Benefits of Giving Up Smoking

Learning the benefits of giving up smoking was something my brother-in-law never had to tackle because he was never addicted to tobacco. He’d have an open pack in his suit jacket, sometimes for weeks. He’d forget it was there. Maybe he smoked two or three sticks during a week, but the rest went totally stale.

He’d toss the open pack and start over with a fresh one. One day he decided to just quit the habit—-just like that!— and never looked back.

I wish that were me, or so I thought at the time. I became a 2-1/2 pack smoker and destroyed half my lung capacity in the process. Decades later, I moved to Santa Fe, New Mexico.

I loved it there, but its 7000+ feet made it so difficult for me to breathe that I had to move to a lower altitude. Once the sacs in your lungs get filled with tobacco goop, they weaken from no inhalation activity. Smoker’s cough can rupture them, which reduces your breathing capacity. That’s what happened to me. I wish I could grow new sacs. Maybe in my next life.

Reversing Lung Damage From Smoking

When you quit smoking, and provided you haven’t done irreparable damage to your lungs, your blood pressure and pulse will return to normal. Likewise with nicotine and carbon monoxide levels. The lungs clear out mucous and particles and your circulation is improved…more benefits of giving up smoking.

Within months smoker’s cough, wheezing and breathing problems start to fall.

In a few years, your risk of heart attack falls to about half that of a smoker.

The risk of lung cancer falls to about half of a smoker in perhaps 10 years later. Perhaps the same for a heart attack.

Three Women Smule

Quitting smoking is a process…easier for some than others.

It can be very hard. So don’t quit before the miracle happens.

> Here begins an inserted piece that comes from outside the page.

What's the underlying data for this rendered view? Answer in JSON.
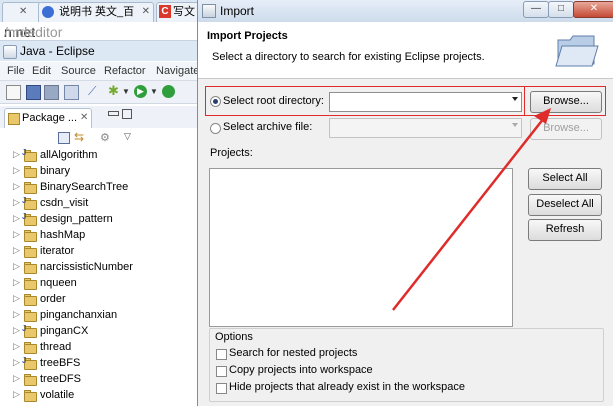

But when you do, you’ll have the new-found confidence that you finally took control of your life and meet any new challenge. It doesn’t get much better than that, and may be the greatest of the benefits of giving up smoking.

Smoking causes a narrowing of blood vessels from the chemicals in the cigarettes (it’s called atherosclerosis). People who smoke are at increased risk for heart attack or stroke.

Smoking decreases the amount of oxygen in the blood because of the carbon monoxide in the cigarette smoke. Without adequate oxygen, the heart pumps harder to supply the needed oxygen, raising your blood pressure.

Additionally, smoking tobacco can cause dangerous plaque to build up in heart blood vessels, and could also damage vessel linings. The plaque buildup constricts blood flow, causing blood pressure to rise.

Quitting can save your health, your appearance, and your life.

‘Nuff said?